For us, part of our IT Strategy, that flowed to our Cloud Strategy, was the stance that we were not going to store customer credit cardholder information in any of our applications or let it traverse our network “in the clear” (unencrypted). That strategy statement led us to implement applications, processes and technologies in a much different manner than had been done in the past.
The second area of Vendor Management might come as surprise to many, but it can play a significant role in the implementation of a Cloud Strategy. Afterall, Cloud is really just a different form of outsourcing. Vendor Management encompasses a lot of different aspects many of which I will dive into in future articles. I do want to mention two areas here. As with any relationship between two companies, the contractual agreement is critical. Agreements should be reviewed by counsel who has experience in technology contracts and more specifically, cloud technology contracts. Areas like Service Level Agreements, data ownership, access during disputes, and, liability and indemnification related to data breaches must all be spelled out clearly and fairly. (You’d be surprised how many standard SaaS application agreements don’t include these clauses).

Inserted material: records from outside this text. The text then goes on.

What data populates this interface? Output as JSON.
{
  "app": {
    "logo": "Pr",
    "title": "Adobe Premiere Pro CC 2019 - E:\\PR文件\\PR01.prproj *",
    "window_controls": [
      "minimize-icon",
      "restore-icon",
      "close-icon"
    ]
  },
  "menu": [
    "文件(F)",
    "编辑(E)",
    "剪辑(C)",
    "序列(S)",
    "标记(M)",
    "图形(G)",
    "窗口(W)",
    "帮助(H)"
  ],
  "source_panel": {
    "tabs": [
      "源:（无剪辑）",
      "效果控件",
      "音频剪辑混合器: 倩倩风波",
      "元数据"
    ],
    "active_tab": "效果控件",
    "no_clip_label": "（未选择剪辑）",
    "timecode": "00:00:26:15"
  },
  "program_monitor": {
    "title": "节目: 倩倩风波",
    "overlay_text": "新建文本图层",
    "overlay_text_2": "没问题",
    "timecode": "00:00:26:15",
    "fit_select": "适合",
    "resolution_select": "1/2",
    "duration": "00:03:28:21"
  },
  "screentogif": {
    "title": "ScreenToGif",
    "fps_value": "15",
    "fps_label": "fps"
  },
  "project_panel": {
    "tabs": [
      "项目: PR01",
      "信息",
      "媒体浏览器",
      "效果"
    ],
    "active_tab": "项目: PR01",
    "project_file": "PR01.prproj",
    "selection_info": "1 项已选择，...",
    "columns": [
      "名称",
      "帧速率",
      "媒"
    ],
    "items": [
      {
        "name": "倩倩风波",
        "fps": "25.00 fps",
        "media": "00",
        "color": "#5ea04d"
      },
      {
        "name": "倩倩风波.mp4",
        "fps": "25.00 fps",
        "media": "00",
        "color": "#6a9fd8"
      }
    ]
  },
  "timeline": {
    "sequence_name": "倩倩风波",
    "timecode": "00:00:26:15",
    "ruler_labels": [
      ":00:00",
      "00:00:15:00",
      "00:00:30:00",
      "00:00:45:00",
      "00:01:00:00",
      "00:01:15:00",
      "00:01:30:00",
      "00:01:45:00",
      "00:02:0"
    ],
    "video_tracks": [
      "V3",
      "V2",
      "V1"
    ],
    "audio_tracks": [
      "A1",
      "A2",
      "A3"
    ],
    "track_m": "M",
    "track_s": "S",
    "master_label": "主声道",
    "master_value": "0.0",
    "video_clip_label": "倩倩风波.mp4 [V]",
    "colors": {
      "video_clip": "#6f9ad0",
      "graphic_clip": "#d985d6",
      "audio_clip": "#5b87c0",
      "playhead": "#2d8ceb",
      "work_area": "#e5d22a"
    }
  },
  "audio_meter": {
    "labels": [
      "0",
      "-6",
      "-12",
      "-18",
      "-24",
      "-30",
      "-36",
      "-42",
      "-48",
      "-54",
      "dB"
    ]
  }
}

The other aspect of Vendor Management that should be called out in your Cloud Strategy is “cultural fit”. Because the company will be entrusting some of its critical applications and processes to a vendor partner, that partnership will be vital to success in many cases. The Cloud Strategy should call out when a cultural fit is important to what degree. For example, there is little need to have a cultural fit with an email SaaS provider. Typically, there will be very little interaction with the provider. However, there will be significant interaction with a Business Intelligence SaaS, Disaster Recovery-as-a-Service or Infrastructure-as-a-Service provider. Therefore, the level of cultural fit will be much more important.
Do you need a Cloud Strategy? My answer is an emphatic “Yes (as a part of your overall IT Strategy, in support of your overall Business Strategy)!”
Jeff is the author of Amplify Your Value – Leading IT with Strategic Vision (2018) and Amplify Your Job Search – Strategies for Finding Your Dream Job (2020).
He is a sought-after speaker, author and thought leader, having led powerful teams and built successful Information Technology departments for over 30 years. Jeff’s mission is to change the face of IT, saying, “Businesses today are demanding more from their technology and their technology leaders.”
He serves on numerous boards and advisory councils including Forbes Technology Council, Indy CIO Network, and Connected World Magazine Board of Advisors. He is a fellow with the Institute of Digital Transformation.
Meet Jeff and learn more at www.JeffreySTon.com.